◆ Data records for software interfaces ◆
■ ■ ■ ■
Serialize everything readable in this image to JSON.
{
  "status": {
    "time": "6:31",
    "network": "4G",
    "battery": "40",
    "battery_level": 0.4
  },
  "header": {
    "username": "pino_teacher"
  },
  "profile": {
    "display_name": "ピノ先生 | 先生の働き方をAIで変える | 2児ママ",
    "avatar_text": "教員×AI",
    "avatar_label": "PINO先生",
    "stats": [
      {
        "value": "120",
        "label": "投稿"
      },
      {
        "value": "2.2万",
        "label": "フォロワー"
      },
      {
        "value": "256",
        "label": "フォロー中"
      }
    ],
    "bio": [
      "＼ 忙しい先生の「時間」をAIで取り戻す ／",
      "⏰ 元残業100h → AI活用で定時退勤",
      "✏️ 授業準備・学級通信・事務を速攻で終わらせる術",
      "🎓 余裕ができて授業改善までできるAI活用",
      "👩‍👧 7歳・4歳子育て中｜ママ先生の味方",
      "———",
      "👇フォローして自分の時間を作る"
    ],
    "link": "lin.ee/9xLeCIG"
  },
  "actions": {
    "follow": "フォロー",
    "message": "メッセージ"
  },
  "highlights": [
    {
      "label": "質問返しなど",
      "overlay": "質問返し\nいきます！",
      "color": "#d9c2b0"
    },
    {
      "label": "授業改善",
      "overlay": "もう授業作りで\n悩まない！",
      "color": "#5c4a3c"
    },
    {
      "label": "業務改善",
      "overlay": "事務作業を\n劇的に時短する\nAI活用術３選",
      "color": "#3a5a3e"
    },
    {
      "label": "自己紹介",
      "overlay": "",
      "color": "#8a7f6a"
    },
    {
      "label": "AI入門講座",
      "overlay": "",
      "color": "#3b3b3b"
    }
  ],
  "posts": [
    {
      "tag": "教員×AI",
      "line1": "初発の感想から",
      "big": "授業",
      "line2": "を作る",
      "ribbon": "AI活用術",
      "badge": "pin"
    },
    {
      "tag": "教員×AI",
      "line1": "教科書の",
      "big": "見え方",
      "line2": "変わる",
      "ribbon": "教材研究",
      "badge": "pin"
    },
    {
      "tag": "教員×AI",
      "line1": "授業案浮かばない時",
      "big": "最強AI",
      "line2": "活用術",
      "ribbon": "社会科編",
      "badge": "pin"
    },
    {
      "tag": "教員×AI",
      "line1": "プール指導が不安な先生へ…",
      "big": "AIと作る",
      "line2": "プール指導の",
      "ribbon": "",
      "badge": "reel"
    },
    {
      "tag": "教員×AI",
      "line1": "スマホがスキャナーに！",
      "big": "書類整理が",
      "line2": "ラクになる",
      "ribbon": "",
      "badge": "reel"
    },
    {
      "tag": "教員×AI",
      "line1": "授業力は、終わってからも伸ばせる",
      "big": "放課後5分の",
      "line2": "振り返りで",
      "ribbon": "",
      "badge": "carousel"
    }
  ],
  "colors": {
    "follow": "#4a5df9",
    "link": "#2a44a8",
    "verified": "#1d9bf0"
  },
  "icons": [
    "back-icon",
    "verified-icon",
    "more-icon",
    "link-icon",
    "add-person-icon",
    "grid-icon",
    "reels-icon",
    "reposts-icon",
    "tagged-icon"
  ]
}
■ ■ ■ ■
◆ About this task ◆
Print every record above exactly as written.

◆ Answer below ◆
Serialize everything readable in this image to JSON.
{
  "status": {
    "time": "6:31",
    "network": "4G",
    "battery": "40",
    "battery_level": 0.4
  },
  "header": {
    "username": "pino_teacher"
  },
  "profile": {
    "display_name": "ピノ先生 | 先生の働き方をAIで変える | 2児ママ",
    "avatar_text": "教員×AI",
    "avatar_label": "PINO先生",
    "stats": [
      {
        "value": "120",
        "label": "投稿"
      },
      {
        "value": "2.2万",
        "label": "フォロワー"
      },
      {
        "value": "256",
        "label": "フォロー中"
      }
    ],
    "bio": [
      "＼ 忙しい先生の「時間」をAIで取り戻す ／",
      "⏰ 元残業100h → AI活用で定時退勤",
      "✏️ 授業準備・学級通信・事務を速攻で終わらせる術",
      "🎓 余裕ができて授業改善までできるAI活用",
      "👩‍👧 7歳・4歳子育て中｜ママ先生の味方",
      "———",
      "👇フォローして自分の時間を作る"
    ],
    "link": "lin.ee/9xLeCIG"
  },
  "actions": {
    "follow": "フォロー",
    "message": "メッセージ"
  },
  "highlights": [
    {
      "label": "質問返しなど",
      "overlay": "質問返し\nいきます！",
      "color": "#d9c2b0"
    },
    {
      "label": "授業改善",
      "overlay": "もう授業作りで\n悩まない！",
      "color": "#5c4a3c"
    },
    {
      "label": "業務改善",
      "overlay": "事務作業を\n劇的に時短する\nAI活用術３選",
      "color": "#3a5a3e"
    },
    {
      "label": "自己紹介",
      "overlay": "",
      "color": "#8a7f6a"
    },
    {
      "label": "AI入門講座",
      "overlay": "",
      "color": "#3b3b3b"
    }
  ],
  "posts": [
    {
      "tag": "教員×AI",
      "line1": "初発の感想から",
      "big": "授業",
      "line2": "を作る",
      "ribbon": "AI活用術",
      "badge": "pin"
    },
    {
      "tag": "教員×AI",
      "line1": "教科書の",
      "big": "見え方",
      "line2": "変わる",
      "ribbon": "教材研究",
      "badge": "pin"
    },
    {
      "tag": "教員×AI",
      "line1": "授業案浮かばない時",
      "big": "最強AI",
      "line2": "活用術",
      "ribbon": "社会科編",
      "badge": "pin"
    },
    {
      "tag": "教員×AI",
      "line1": "プール指導が不安な先生へ…",
      "big": "AIと作る",
      "line2": "プール指導の",
      "ribbon": "",
      "badge": "reel"
    },
    {
      "tag": "教員×AI",
      "line1": "スマホがスキャナーに！",
      "big": "書類整理が",
      "line2": "ラクになる",
      "ribbon": "",
      "badge": "reel"
    },
    {
      "tag": "教員×AI",
      "line1": "授業力は、終わってからも伸ばせる",
      "big": "放課後5分の",
      "line2": "振り返りで",
      "ribbon": "",
      "badge": "carousel"
    }
  ],
  "colors": {
    "follow": "#4a5df9",
    "link": "#2a44a8",
    "verified": "#1d9bf0"
  },
  "icons": [
    "back-icon",
    "verified-icon",
    "more-icon",
    "link-icon",
    "add-person-icon",
    "grid-icon",
    "reels-icon",
    "reposts-icon",
    "tagged-icon"
  ]
}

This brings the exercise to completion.